The essential thing to understand, as Ramchal puts it, is that “the key
laws involved in both the imperatives and prohibitions (i.e., mitzvot
we’re to fulfill and sins we’re to avoid) were all handed down from
Moses”. That is, the overall structure of the mitzvot and their components
were already in place from the first; and while there were certainly
additions and deletions along the way to adjust for ever-changing
realities, the gist of each mitzvah has remained the same all the while as
it was revealed at Mount Sinai.
For as Moses charged us, we’re always to “recall the day (we) stood before
G-d (our) L-rd at Horeb” when G-d told Moses to assemble the people so
that G-d would be able to “let them hear (His) words”. For indeed, “G-d
spoke to (us) out of the midst of the fire” then, and we “heard the sound
of the words”, and G-d “commanded (Moses) … to teach (us) statutes and
ordinances”, referring to the mitzvot (see Deuteronomy 4:10-14), which
were then taught to us by the Cohanim who served as our first teachers and
by all subsequent teachers and sages.
Now, all this raises a legitimate question. Why did Ramchal decide to
address the whole issue of the Oral Torah in the first place in this work,
and why specifically here, at the end? After all, until now we’d been
discussing such erudite and metaphysical subjects as G-d, the spiritual
world, Torah and mitzvot, the Divine merit-system, heaven and hell, Divine
providence, Moses and prophecy, the redemption, miracles and more. So,
what role does the Oral Torah -- a fundamental aspect of the Jewish
Tradition to be sure, but seemingly off-topic -- play here?
In fact it fits perfectly well. It brings the whole work “down to Earth”,
if you will. For Ramchal will now illustrate how the Oral Torah leads to
practical Halacha, which is to say, how it applies to and nourishes day-
after-day holiness. For his point here is that G-d has spoken to us at
Mount Sinai, He s pelled out His wishes in writing to us there and allowed
for a system to explain all the nuances, implications, and ramifications
of those wishes (the Oral Torah), and we’ve thus come to the point where
we might honestly ask “But, where do we go from here?”.
The answer is that we’re to apply it to our lives and use it all to grow
close to G-d as He wants us to (see Ch. 3 above). For each point of
Halacha that derives from all this helps us to apply it to our lives. And
that’s why Ramchal decided to discuss it at this juncture.
So we’ll now explore how Halacha trickles downward from G-d’s intentions,
to the text, and then onto the living tradition as taught to us by our
sages and teachers.

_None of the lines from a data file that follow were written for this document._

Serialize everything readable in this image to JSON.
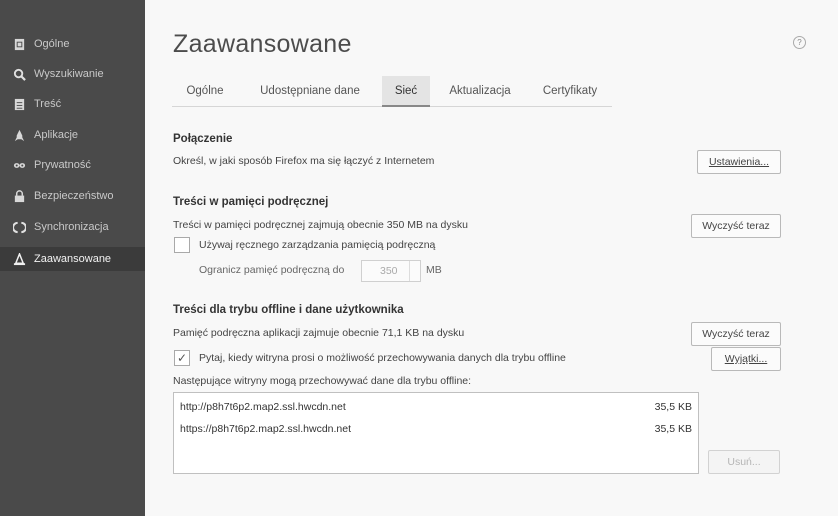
{
  "sidebar": {
    "items": [
      {
        "label": "Ogólne",
        "icon": "page-icon",
        "active": false
      },
      {
        "label": "Wyszukiwanie",
        "icon": "search-icon",
        "active": false
      },
      {
        "label": "Treść",
        "icon": "document-icon",
        "active": false
      },
      {
        "label": "Aplikacje",
        "icon": "rocket-icon",
        "active": false
      },
      {
        "label": "Prywatność",
        "icon": "mask-icon",
        "active": false
      },
      {
        "label": "Bezpieczeństwo",
        "icon": "lock-icon",
        "active": false
      },
      {
        "label": "Synchronizacja",
        "icon": "sync-icon",
        "active": false
      },
      {
        "label": "Zaawansowane",
        "icon": "wizard-hat-icon",
        "active": true
      }
    ]
  },
  "page": {
    "title": "Zaawansowane",
    "help": "?"
  },
  "tabs": [
    {
      "label": "Ogólne",
      "active": false
    },
    {
      "label": "Udostępniane dane",
      "active": false
    },
    {
      "label": "Sieć",
      "active": true
    },
    {
      "label": "Aktualizacja",
      "active": false
    },
    {
      "label": "Certyfikaty",
      "active": false
    }
  ],
  "connection": {
    "heading": "Połączenie",
    "desc": "Określ, w jaki sposób Firefox ma się łączyć z Internetem",
    "button": "Ustawienia..."
  },
  "cache": {
    "heading": "Treści w pamięci podręcznej",
    "desc": "Treści w pamięci podręcznej zajmują obecnie 350 MB na dysku",
    "button": "Wyczyść teraz",
    "override_label": "Używaj ręcznego zarządzania pamięcią podręczną",
    "override_checked": false,
    "limit_label": "Ogranicz pamięć podręczną do",
    "limit_value": "350",
    "limit_unit": "MB"
  },
  "offline": {
    "heading": "Treści dla trybu offline i dane użytkownika",
    "desc": "Pamięć podręczna aplikacji zajmuje obecnie 71,1 KB na dysku",
    "button": "Wyczyść teraz",
    "ask_label": "Pytaj, kiedy witryna prosi o możliwość przechowywania danych dla trybu offline",
    "ask_checked": true,
    "exceptions_button": "Wyjątki...",
    "list_label": "Następujące witryny mogą przechowywać dane dla trybu offline:",
    "sites": [
      {
        "site": "http://p8h7t6p2.map2.ssl.hwcdn.net",
        "size": "35,5 KB"
      },
      {
        "site": "https://p8h7t6p2.map2.ssl.hwcdn.net",
        "size": "35,5 KB"
      }
    ],
    "remove_button": "Usuń..."
  },
  "colors": {
    "sidebar_bg": "#4a4a4a",
    "sidebar_active_bg": "#3b3b3b",
    "content_bg": "#f8f8f8"
  }
}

Rabbi Yaakov Feldman has translated and commented upon "The Gates of Repentance", "The Path of the Just", and "The Duties of the Heart" (Jason
Aronson Publishers). His works are available in bookstores and in various
locations on the Web.